In the entries that follow, find each line with the word "name" and copy it.

[Opening INFORMATION SUPPLIED section]

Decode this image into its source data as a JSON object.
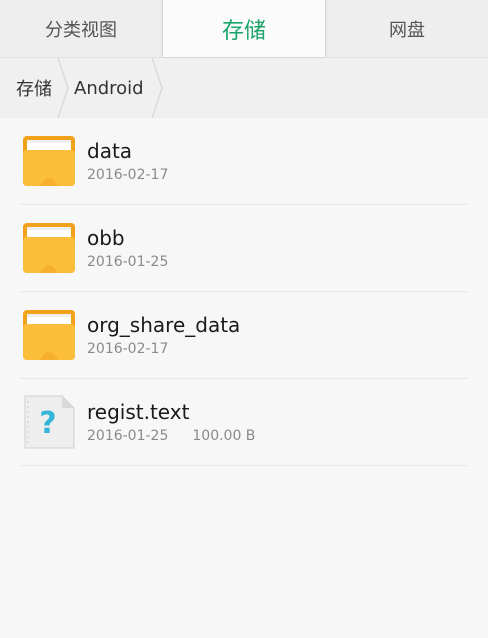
{
  "tabs": [
    {
      "label": "分类视图",
      "active": false
    },
    {
      "label": "存储",
      "active": true
    },
    {
      "label": "网盘",
      "active": false
    }
  ],
  "breadcrumb": [
    "存储",
    "Android"
  ],
  "files": [
    {
      "name": "data",
      "date": "2016-02-17",
      "size": "",
      "type": "folder-icon"
    },
    {
      "name": "obb",
      "date": "2016-01-25",
      "size": "",
      "type": "folder-icon"
    },
    {
      "name": "org_share_data",
      "date": "2016-02-17",
      "size": "",
      "type": "folder-icon"
    },
    {
      "name": "regist.text",
      "date": "2016-01-25",
      "size": "100.00 B",
      "type": "unknown-file-icon"
    }
  ],
  "colors": {
    "accent": "#1aa36b",
    "folder": "#f8b62b",
    "unknown_file_mark": "#35b6d8"
  }
}
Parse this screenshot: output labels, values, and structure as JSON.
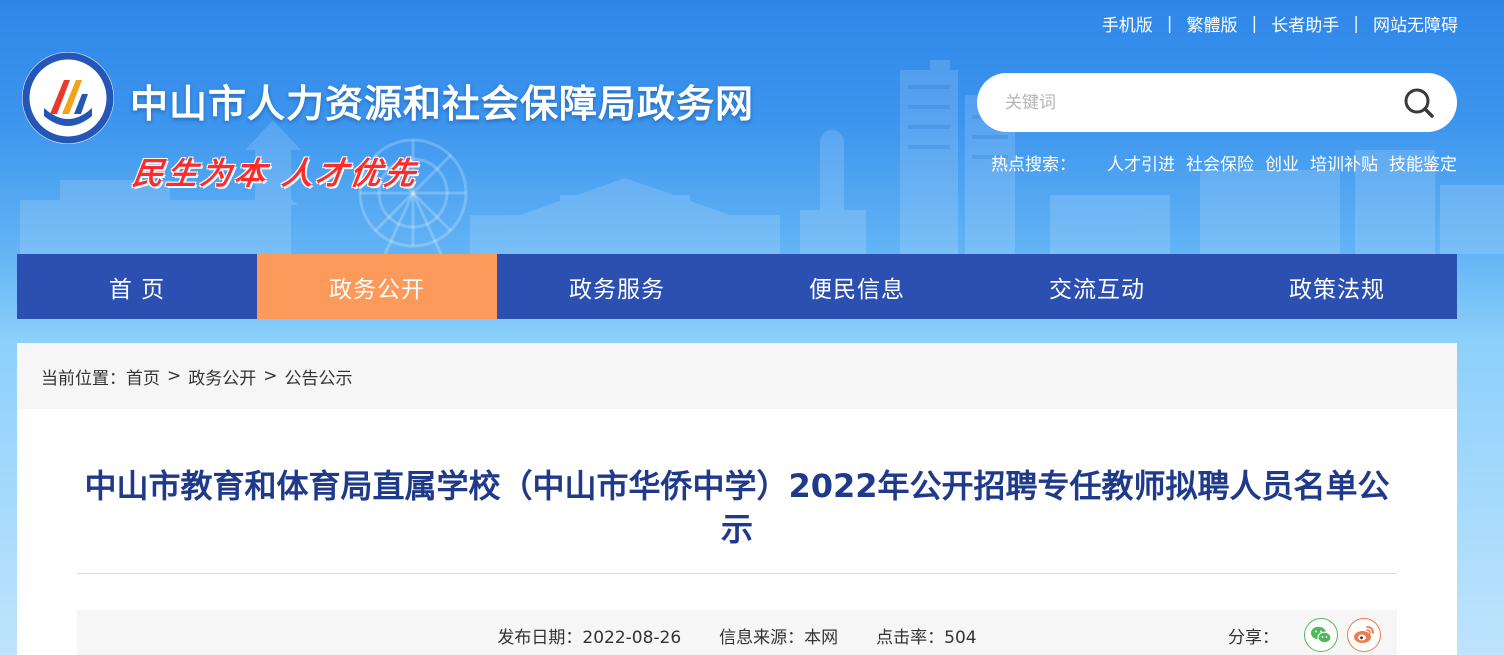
{
  "top_links": [
    "手机版",
    "繁體版",
    "长者助手",
    "网站无障碍"
  ],
  "top_links_separator": "|",
  "site": {
    "title": "中山市人力资源和社会保障局政务网",
    "slogan": "民生为本 人才优先"
  },
  "search": {
    "placeholder": "关键词",
    "hot_label": "热点搜索：",
    "hot_items": [
      "人才引进",
      "社会保险",
      "创业",
      "培训补贴",
      "技能鉴定"
    ]
  },
  "nav": {
    "items": [
      "首 页",
      "政务公开",
      "政务服务",
      "便民信息",
      "交流互动",
      "政策法规"
    ],
    "active_index": 1
  },
  "breadcrumb": {
    "label": "当前位置：",
    "items": [
      "首页",
      "政务公开",
      "公告公示"
    ],
    "separator": ">"
  },
  "article": {
    "title": "中山市教育和体育局直属学校（中山市华侨中学）2022年公开招聘专任教师拟聘人员名单公示",
    "publish_date_label": "发布日期：",
    "publish_date": "2022-08-26",
    "source_label": "信息来源：",
    "source": "本网",
    "clicks_label": "点击率：",
    "clicks": "504",
    "share_label": "分享："
  },
  "icons": {
    "search": "search-icon",
    "wechat": "wechat-icon",
    "weibo": "weibo-icon",
    "emblem": "bureau-emblem-icon"
  },
  "colors": {
    "nav_bg": "#2c50b1",
    "nav_active": "#fb9a5b",
    "title_blue": "#1f3a8a",
    "slogan_red": "#ff2a2a"
  }
}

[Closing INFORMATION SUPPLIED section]

WRITTEN ANSWER:
      "name": "data",
      "name": "obb",
      "name": "org_share_data",
      "name": "regist.text",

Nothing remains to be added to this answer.